### YOUR ASSIGNMENT
All of the entries are to be restated word for word.

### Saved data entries
++++++++++

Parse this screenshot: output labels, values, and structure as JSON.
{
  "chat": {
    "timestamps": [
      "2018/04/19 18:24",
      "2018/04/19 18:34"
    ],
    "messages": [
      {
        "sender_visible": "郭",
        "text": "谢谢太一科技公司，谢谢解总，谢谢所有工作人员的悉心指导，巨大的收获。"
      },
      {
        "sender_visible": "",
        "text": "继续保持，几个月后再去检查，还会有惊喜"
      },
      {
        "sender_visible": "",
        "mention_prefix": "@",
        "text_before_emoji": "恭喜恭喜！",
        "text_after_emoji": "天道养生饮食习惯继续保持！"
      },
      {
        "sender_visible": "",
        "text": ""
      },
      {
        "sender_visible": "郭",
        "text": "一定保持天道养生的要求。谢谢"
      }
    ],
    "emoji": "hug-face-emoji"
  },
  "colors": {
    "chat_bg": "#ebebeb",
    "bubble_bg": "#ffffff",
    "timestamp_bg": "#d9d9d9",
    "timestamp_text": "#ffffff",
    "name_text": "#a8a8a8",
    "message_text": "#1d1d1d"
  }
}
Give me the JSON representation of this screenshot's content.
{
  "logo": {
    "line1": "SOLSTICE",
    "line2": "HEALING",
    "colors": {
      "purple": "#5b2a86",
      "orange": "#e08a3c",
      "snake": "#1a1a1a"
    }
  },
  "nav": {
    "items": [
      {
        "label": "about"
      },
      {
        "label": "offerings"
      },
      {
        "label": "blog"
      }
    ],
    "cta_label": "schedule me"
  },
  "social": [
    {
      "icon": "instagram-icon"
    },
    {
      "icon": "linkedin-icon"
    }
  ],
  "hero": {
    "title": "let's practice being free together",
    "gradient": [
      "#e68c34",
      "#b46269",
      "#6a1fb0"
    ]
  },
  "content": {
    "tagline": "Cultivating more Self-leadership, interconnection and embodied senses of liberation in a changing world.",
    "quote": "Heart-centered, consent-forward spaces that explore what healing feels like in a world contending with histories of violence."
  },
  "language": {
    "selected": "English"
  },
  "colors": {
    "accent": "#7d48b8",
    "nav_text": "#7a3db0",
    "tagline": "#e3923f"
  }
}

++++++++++

### YOUR SOLUTION
Parse this screenshot: output labels, values, and structure as JSON.
{
  "chat": {
    "timestamps": [
      "2018/04/19 18:24",
      "2018/04/19 18:34"
    ],
    "messages": [
      {
        "sender_visible": "郭",
        "text": "谢谢太一科技公司，谢谢解总，谢谢所有工作人员的悉心指导，巨大的收获。"
      },
      {
        "sender_visible": "",
        "text": "继续保持，几个月后再去检查，还会有惊喜"
      },
      {
        "sender_visible": "",
        "mention_prefix": "@",
        "text_before_emoji": "恭喜恭喜！",
        "text_after_emoji": "天道养生饮食习惯继续保持！"
      },
      {
        "sender_visible": "",
        "text": ""
      },
      {
        "sender_visible": "郭",
        "text": "一定保持天道养生的要求。谢谢"
      }
    ],
    "emoji": "hug-face-emoji"
  },
  "colors": {
    "chat_bg": "#ebebeb",
    "bubble_bg": "#ffffff",
    "timestamp_bg": "#d9d9d9",
    "timestamp_text": "#ffffff",
    "name_text": "#a8a8a8",
    "message_text": "#1d1d1d"
  }
}
Give me the JSON representation of this screenshot's content.
{
  "logo": {
    "line1": "SOLSTICE",
    "line2": "HEALING",
    "colors": {
      "purple": "#5b2a86",
      "orange": "#e08a3c",
      "snake": "#1a1a1a"
    }
  },
  "nav": {
    "items": [
      {
        "label": "about"
      },
      {
        "label": "offerings"
      },
      {
        "label": "blog"
      }
    ],
    "cta_label": "schedule me"
  },
  "social": [
    {
      "icon": "instagram-icon"
    },
    {
      "icon": "linkedin-icon"
    }
  ],
  "hero": {
    "title": "let's practice being free together",
    "gradient": [
      "#e68c34",
      "#b46269",
      "#6a1fb0"
    ]
  },
  "content": {
    "tagline": "Cultivating more Self-leadership, interconnection and embodied senses of liberation in a changing world.",
    "quote": "Heart-centered, consent-forward spaces that explore what healing feels like in a world contending with histories of violence."
  },
  "language": {
    "selected": "English"
  },
  "colors": {
    "accent": "#7d48b8",
    "nav_text": "#7a3db0",
    "tagline": "#e3923f"
  }
}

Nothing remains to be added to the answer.